If you are living with serious illness or are simply planning ahead for your own or a loved one's future, having a frank discussion with your doctor is a good idea. Putting things into words, getting more information, and asking questions can help you get the kind of medical treatments you want.

Here are some questions to ask your doctor about managing pain in serious illness and at life's end:
  • Are there deficiencies in pain management for seriously ill hospitalized patients?
  • Where can I get help with pain management?
  • Is this what patients want when facing serious illness? Is this what patients want if they might be at the end of life?
  • What are some of the ways that pain can be treated in a medical or caregiving setting?
  • What are opioids? Aren't opioids bad for a patient? Don't they cause addiction and do more harm than good?
Dr. Mehmet Oz, MD
Cardiology (Cardiovascular Disease)

The type of pain you experience can offer clues to its cause. Keep these factors in mind when describing your pain to your doctor.

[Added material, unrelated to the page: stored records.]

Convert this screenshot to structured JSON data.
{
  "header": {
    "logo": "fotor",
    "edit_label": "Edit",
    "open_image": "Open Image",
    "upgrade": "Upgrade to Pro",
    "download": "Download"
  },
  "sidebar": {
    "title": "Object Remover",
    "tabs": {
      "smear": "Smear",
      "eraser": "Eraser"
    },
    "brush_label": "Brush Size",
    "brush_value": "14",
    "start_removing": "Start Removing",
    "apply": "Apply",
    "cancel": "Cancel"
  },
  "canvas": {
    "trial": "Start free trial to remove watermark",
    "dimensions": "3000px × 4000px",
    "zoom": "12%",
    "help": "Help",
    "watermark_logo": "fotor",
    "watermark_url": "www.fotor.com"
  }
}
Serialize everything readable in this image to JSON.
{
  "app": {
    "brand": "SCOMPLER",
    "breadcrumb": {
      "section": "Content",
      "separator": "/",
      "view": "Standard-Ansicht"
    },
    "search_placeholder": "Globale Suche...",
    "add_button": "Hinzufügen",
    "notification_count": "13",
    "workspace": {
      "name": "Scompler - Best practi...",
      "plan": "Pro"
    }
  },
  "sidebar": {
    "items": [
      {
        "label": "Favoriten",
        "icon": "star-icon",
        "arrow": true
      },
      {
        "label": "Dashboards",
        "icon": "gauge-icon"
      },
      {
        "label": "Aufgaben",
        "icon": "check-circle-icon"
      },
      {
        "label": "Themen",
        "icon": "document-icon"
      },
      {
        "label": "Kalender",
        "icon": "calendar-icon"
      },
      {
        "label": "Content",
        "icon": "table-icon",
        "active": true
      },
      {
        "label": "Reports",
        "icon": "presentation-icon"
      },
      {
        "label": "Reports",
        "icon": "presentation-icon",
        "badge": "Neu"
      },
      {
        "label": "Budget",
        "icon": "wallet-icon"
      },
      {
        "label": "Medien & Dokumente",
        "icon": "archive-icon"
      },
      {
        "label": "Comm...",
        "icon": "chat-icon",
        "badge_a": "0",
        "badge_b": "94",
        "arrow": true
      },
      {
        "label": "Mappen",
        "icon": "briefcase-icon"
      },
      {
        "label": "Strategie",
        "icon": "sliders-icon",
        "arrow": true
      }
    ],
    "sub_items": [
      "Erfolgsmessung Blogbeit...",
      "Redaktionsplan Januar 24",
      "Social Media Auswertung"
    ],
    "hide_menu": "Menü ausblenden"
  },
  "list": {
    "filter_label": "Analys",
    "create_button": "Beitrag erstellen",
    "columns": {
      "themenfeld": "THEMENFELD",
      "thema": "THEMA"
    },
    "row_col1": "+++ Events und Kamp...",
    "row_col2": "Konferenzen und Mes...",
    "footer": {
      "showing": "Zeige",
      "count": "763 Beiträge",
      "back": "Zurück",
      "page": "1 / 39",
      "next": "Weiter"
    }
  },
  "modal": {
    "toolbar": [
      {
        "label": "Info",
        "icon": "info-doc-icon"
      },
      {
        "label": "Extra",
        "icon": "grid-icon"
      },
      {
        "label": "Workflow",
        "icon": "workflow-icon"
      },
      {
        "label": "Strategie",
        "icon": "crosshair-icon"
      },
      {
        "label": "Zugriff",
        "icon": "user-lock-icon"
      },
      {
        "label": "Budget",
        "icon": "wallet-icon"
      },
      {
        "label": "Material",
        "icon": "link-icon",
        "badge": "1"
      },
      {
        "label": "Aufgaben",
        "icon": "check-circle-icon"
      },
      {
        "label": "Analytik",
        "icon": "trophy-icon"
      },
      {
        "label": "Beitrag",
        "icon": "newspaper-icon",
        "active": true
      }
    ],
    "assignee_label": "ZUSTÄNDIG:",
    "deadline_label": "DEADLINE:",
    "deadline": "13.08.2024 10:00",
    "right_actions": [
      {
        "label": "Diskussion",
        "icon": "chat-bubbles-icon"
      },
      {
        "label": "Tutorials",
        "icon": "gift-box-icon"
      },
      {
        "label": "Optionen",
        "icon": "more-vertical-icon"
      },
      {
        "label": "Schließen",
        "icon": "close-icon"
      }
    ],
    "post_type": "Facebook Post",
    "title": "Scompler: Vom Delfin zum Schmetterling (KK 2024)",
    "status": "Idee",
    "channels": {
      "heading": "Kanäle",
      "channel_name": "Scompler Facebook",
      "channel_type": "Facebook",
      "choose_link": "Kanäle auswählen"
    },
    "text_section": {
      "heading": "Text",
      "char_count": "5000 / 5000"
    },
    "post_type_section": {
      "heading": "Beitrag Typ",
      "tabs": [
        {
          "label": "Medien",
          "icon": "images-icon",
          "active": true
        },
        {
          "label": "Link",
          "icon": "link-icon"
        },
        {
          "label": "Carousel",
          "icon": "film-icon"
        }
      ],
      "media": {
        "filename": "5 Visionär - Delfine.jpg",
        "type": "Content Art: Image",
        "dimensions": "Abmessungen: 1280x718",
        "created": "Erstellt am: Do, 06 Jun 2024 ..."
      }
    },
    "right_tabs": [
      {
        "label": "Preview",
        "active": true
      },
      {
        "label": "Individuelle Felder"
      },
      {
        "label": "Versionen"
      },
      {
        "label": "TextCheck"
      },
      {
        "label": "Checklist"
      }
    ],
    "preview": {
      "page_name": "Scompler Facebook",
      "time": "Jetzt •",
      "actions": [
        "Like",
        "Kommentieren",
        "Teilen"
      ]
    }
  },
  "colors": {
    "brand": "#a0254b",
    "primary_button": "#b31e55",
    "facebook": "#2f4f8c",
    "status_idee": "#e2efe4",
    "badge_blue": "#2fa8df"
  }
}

  • Where the pain is located
  • When you first noticed the pain
  • What precipitated the pain
  • How long you have had the pain
  • How long the pain lasts when it comes
  • How often the pain occurs
  • What you do or take that makes it worse
  • What you do or take that makes it better
  • What it feels like - stabbing, throbbing, stinging etc.
  • What other symptoms you have
  • What you think it is

Continue Learning about Pain


Pain is your body telling you that you have hurt it. This is a good thing, important when you are injured. It can also help diagnose problems with your body. Sometimes pain continues long after it's necessary. Amputees report phan...

tom pain in the legs or arms they no longer have. There are different kinds of pain, and describing the type is useful in diagnosis: recurring, constant, steady, knife-like, radiating, sharp, dull. Medicines that dull pain are analgesics. Those that kill all feeling are anesthetics.

Important: This content reflects information from various individuals and organizations and may offer alternative or opposing points of view. It should not be used for medical advice, diagnosis or treatment. As always, you should consult with your healthcare provider about your specific health needs.